* [Excerpted data]:
────────────────────────────────────────
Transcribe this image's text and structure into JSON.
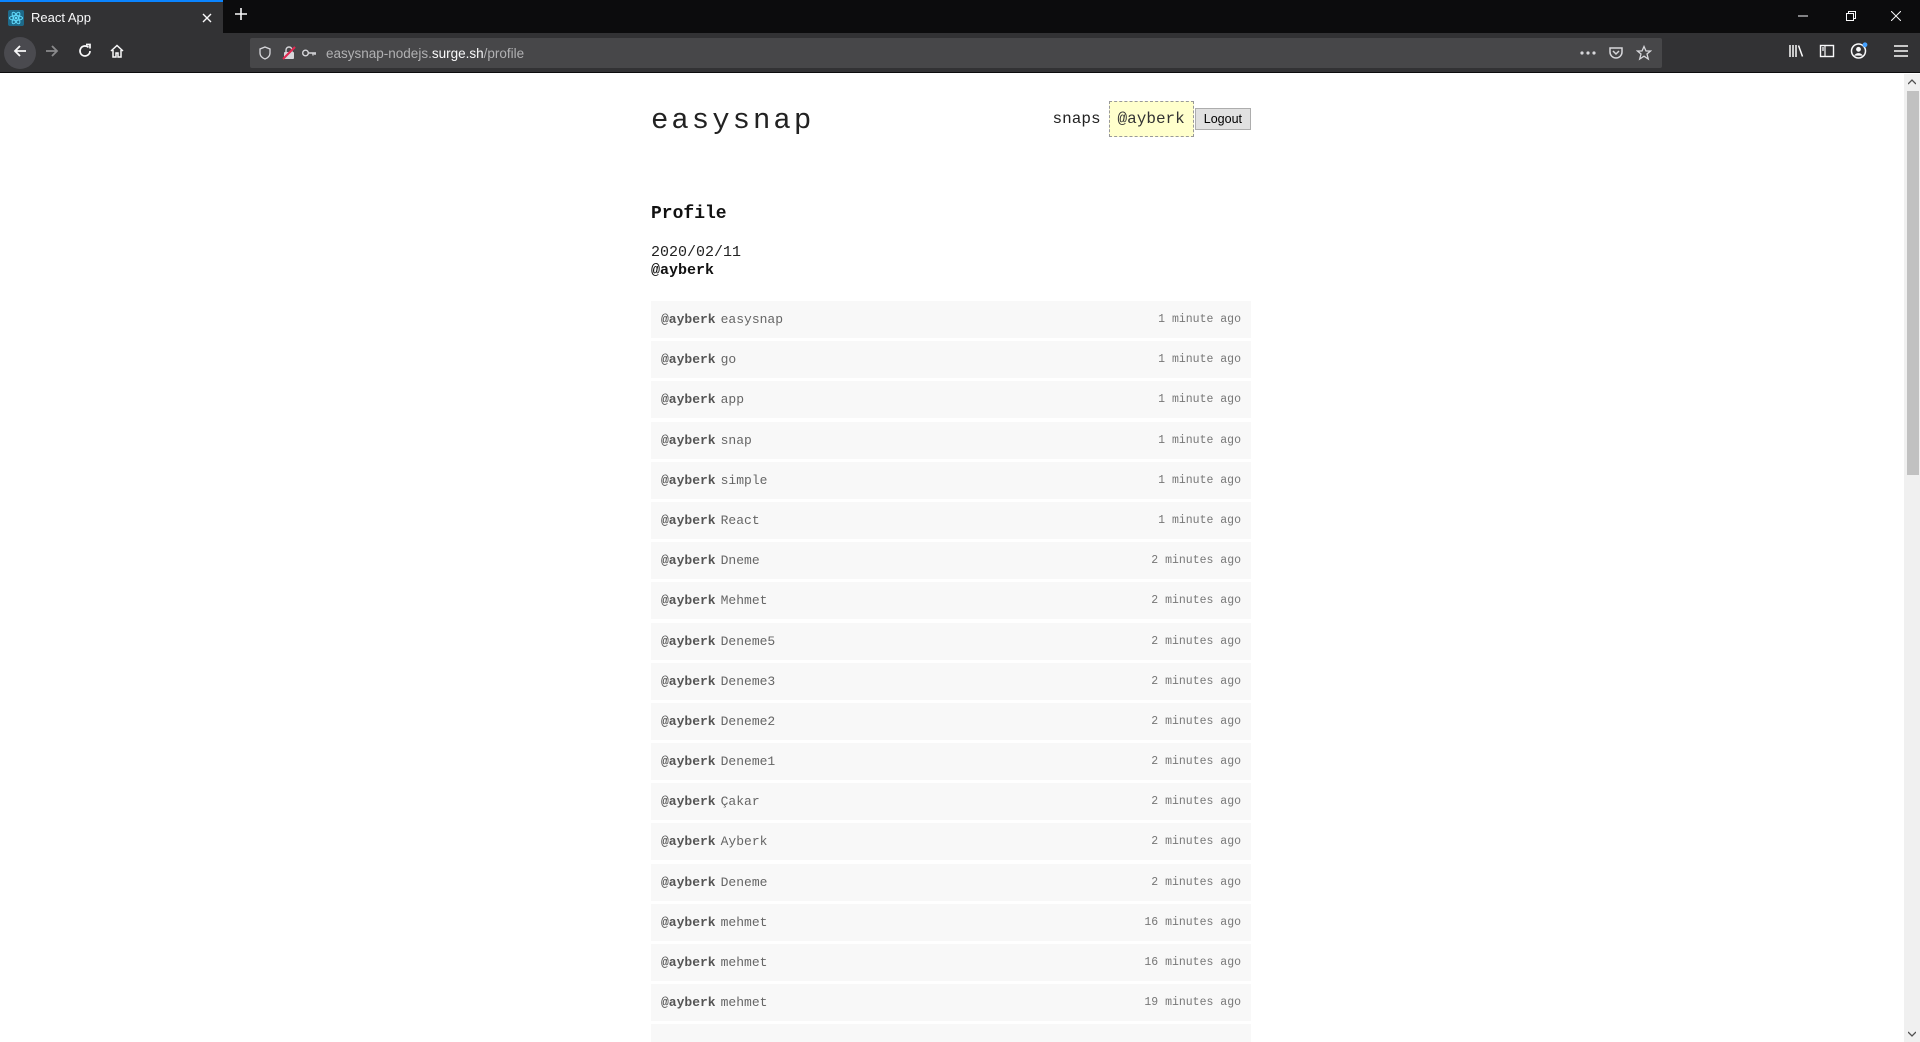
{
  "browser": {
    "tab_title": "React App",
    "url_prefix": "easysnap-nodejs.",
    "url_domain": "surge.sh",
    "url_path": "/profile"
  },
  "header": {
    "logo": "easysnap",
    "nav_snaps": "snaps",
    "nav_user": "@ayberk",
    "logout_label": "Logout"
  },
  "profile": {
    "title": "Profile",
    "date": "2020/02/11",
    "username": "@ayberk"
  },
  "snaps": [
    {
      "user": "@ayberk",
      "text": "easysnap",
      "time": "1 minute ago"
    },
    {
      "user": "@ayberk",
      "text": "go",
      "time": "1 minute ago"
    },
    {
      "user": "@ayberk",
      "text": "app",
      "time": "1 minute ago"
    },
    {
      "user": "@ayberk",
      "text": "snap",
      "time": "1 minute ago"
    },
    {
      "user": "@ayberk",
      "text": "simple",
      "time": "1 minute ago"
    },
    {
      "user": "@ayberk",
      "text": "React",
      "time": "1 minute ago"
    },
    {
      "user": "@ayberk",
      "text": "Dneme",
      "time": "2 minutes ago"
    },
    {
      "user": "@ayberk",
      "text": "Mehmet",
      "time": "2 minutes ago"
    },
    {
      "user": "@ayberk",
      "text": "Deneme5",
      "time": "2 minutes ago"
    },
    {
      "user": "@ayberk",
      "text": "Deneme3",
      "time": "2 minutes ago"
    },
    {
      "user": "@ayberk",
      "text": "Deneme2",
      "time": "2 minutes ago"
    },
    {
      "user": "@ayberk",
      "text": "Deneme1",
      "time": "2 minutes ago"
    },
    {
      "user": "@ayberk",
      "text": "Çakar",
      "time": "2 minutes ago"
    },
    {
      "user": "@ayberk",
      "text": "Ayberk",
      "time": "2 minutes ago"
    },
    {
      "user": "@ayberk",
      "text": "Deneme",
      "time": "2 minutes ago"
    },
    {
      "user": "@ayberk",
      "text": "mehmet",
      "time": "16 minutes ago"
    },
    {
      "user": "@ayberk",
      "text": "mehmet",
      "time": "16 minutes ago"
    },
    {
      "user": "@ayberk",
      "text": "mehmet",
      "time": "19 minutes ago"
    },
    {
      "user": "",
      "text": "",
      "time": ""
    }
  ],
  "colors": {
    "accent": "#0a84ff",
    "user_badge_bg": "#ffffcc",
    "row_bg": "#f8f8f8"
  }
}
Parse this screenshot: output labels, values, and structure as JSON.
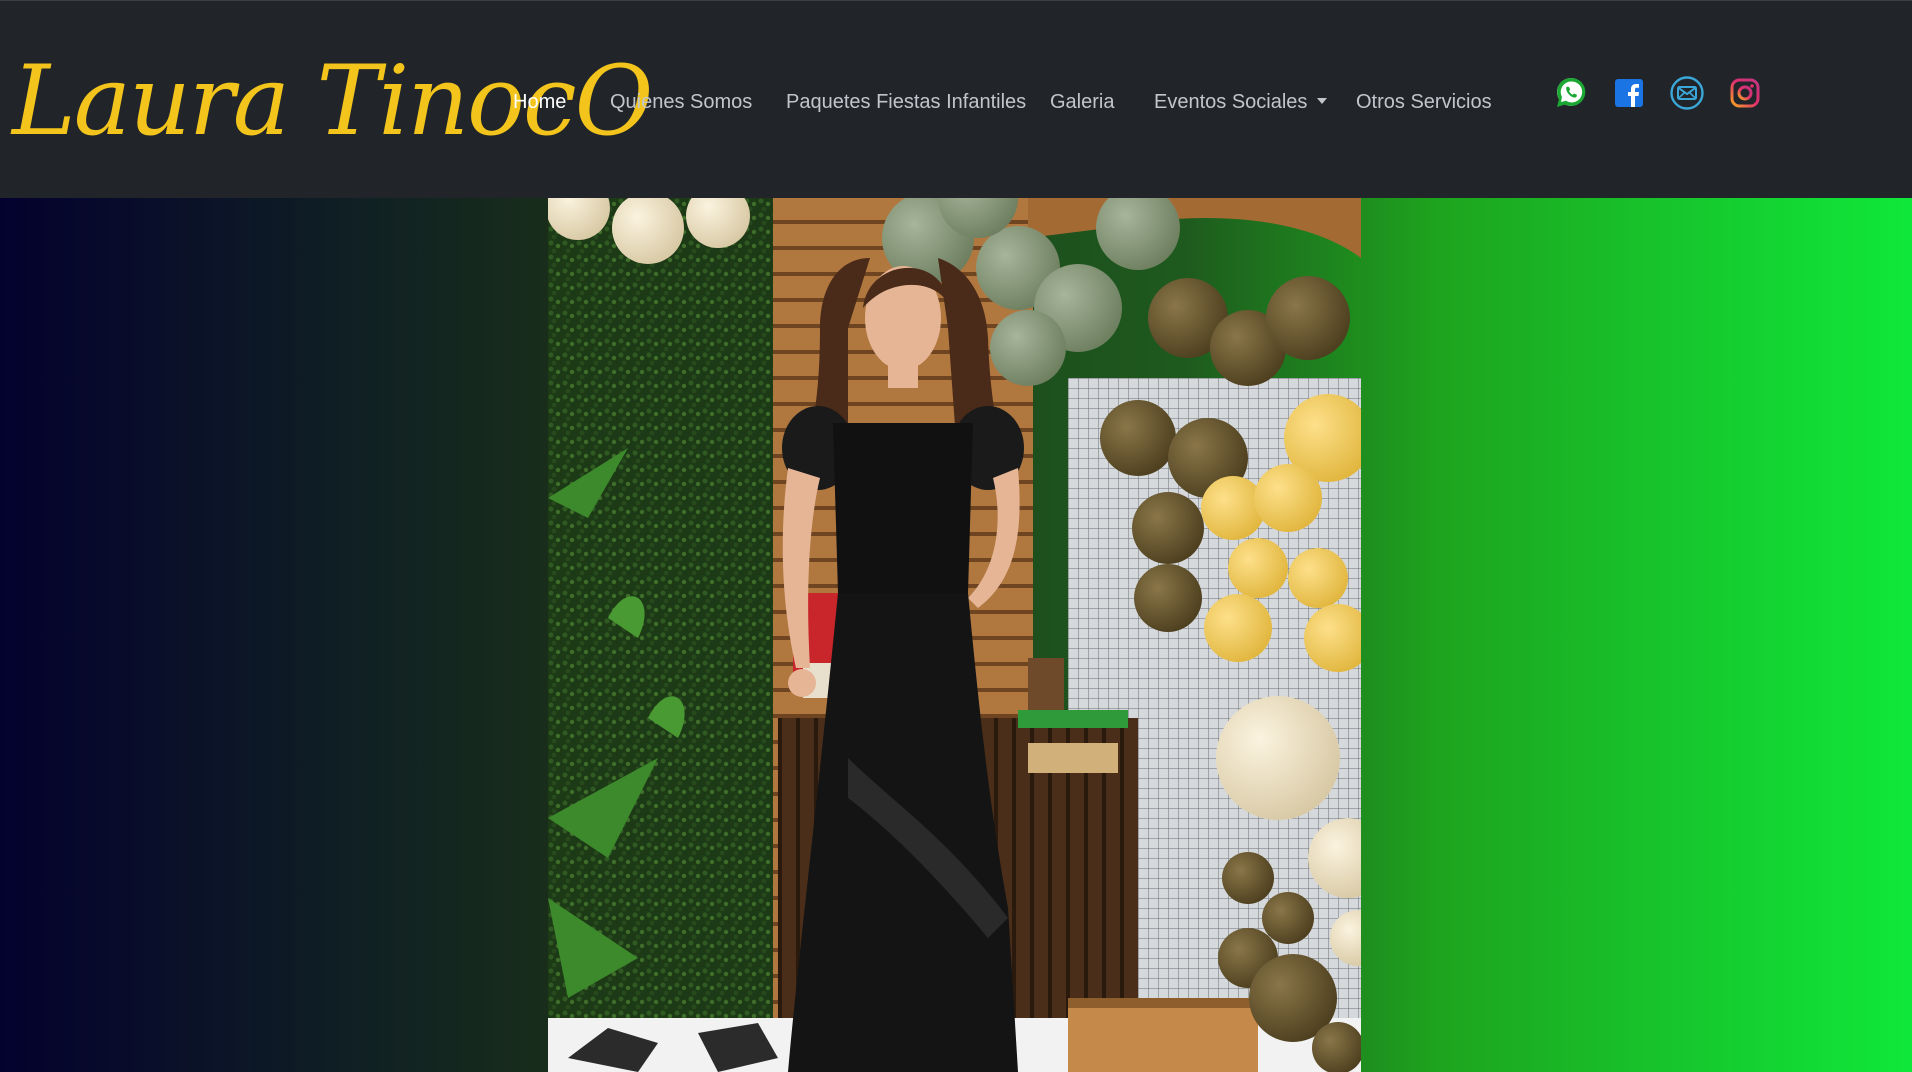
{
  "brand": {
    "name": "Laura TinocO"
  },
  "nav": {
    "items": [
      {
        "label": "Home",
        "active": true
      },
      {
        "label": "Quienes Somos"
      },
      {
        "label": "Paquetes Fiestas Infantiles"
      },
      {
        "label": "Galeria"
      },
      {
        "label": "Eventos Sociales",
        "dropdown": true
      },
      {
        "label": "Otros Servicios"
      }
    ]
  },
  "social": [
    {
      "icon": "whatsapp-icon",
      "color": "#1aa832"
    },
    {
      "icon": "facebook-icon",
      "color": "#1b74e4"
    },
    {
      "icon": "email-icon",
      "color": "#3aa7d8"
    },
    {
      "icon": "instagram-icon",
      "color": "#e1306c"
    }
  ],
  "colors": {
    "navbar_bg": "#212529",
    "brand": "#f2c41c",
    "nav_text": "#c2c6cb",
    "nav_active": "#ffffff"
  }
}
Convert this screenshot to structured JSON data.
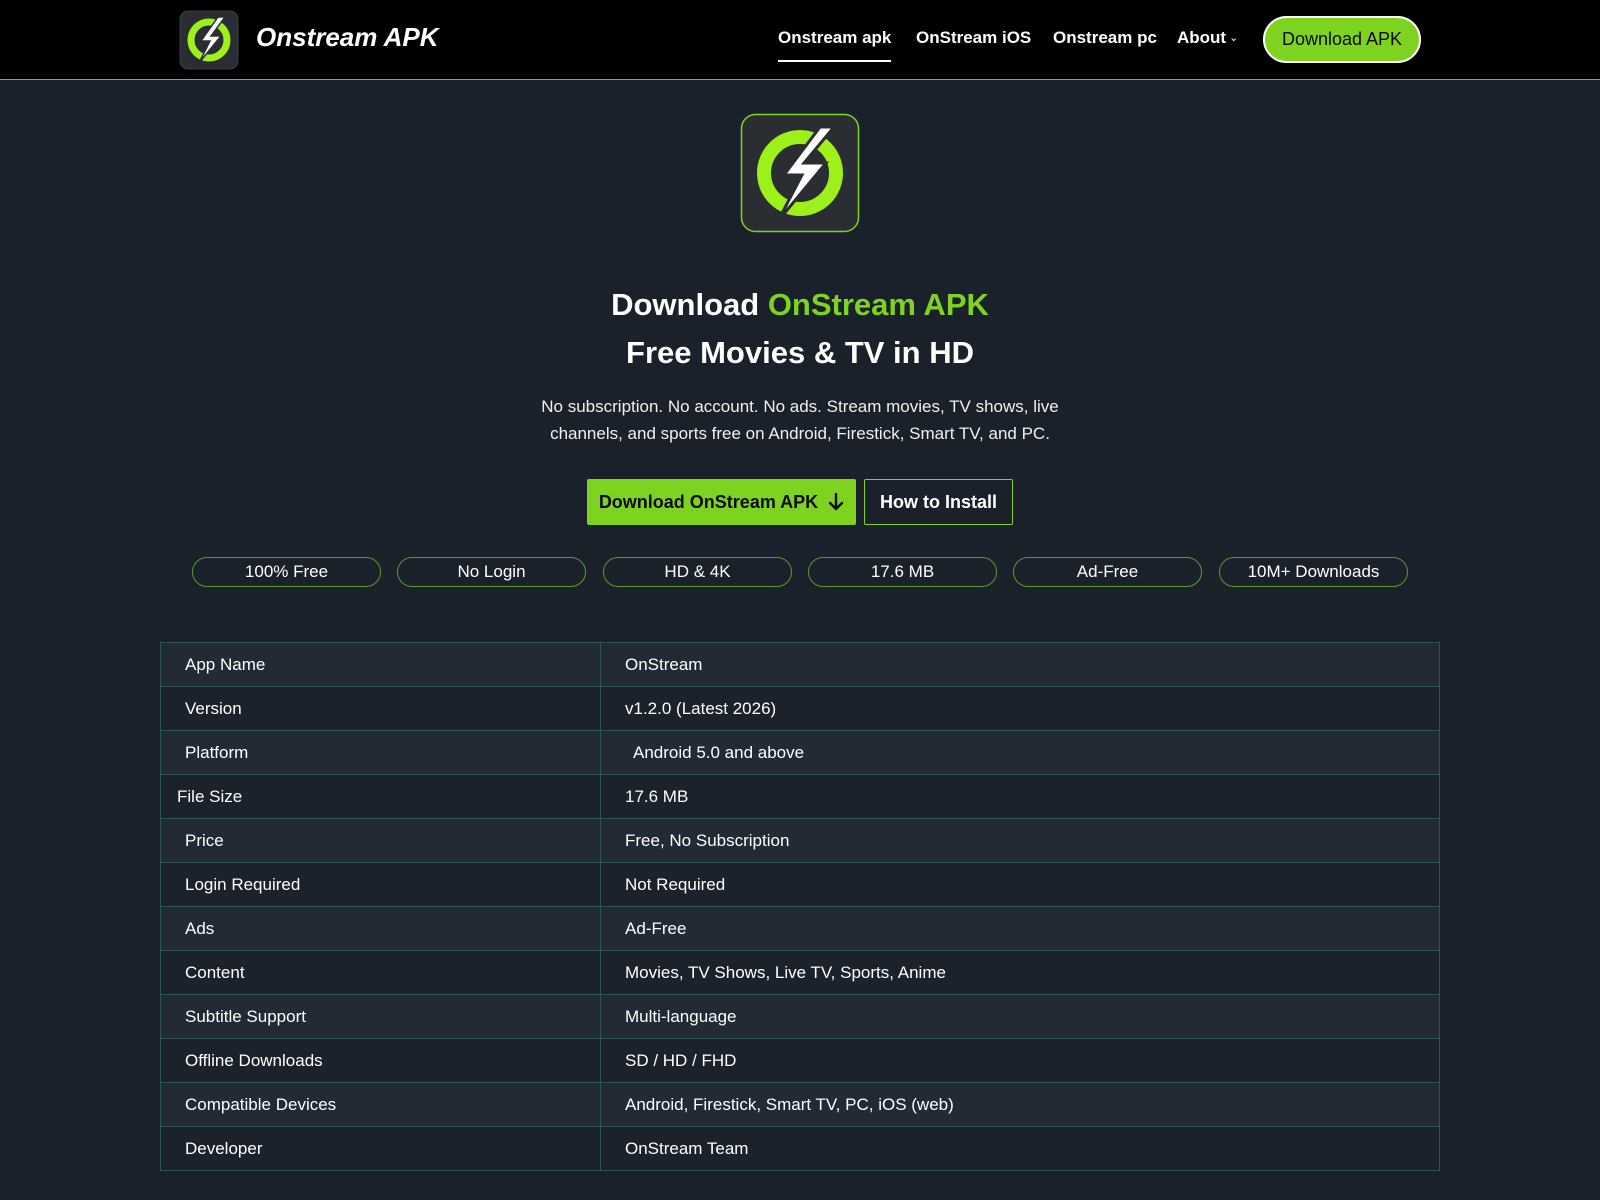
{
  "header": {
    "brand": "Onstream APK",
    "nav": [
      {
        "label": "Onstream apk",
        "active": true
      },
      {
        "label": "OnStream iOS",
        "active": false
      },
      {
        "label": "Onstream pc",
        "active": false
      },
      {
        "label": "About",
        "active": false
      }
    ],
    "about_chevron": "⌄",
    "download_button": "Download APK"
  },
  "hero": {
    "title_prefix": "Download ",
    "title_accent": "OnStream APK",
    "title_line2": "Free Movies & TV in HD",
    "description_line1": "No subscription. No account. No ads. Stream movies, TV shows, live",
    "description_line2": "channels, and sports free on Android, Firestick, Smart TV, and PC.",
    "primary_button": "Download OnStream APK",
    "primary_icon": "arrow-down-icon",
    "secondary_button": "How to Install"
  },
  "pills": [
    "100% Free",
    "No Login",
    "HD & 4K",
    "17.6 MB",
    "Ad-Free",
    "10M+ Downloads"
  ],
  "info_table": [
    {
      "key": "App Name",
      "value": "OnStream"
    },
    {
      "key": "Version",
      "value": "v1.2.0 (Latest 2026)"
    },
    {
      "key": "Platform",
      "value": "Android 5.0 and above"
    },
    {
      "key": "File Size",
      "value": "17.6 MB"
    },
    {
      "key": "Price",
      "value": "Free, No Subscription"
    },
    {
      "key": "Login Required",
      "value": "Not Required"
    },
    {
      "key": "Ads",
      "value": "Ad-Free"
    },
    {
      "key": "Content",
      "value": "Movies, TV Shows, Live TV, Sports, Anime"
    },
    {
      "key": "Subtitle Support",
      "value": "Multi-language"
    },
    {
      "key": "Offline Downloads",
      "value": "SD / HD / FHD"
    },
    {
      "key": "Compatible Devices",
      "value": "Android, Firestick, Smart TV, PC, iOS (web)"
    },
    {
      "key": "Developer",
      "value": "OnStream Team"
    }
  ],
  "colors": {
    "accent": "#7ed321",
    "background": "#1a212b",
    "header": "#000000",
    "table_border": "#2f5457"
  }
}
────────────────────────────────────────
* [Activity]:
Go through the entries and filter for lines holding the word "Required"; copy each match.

* [Solution to this task]:
      "key": "Login Required",
      "value": "Not Required"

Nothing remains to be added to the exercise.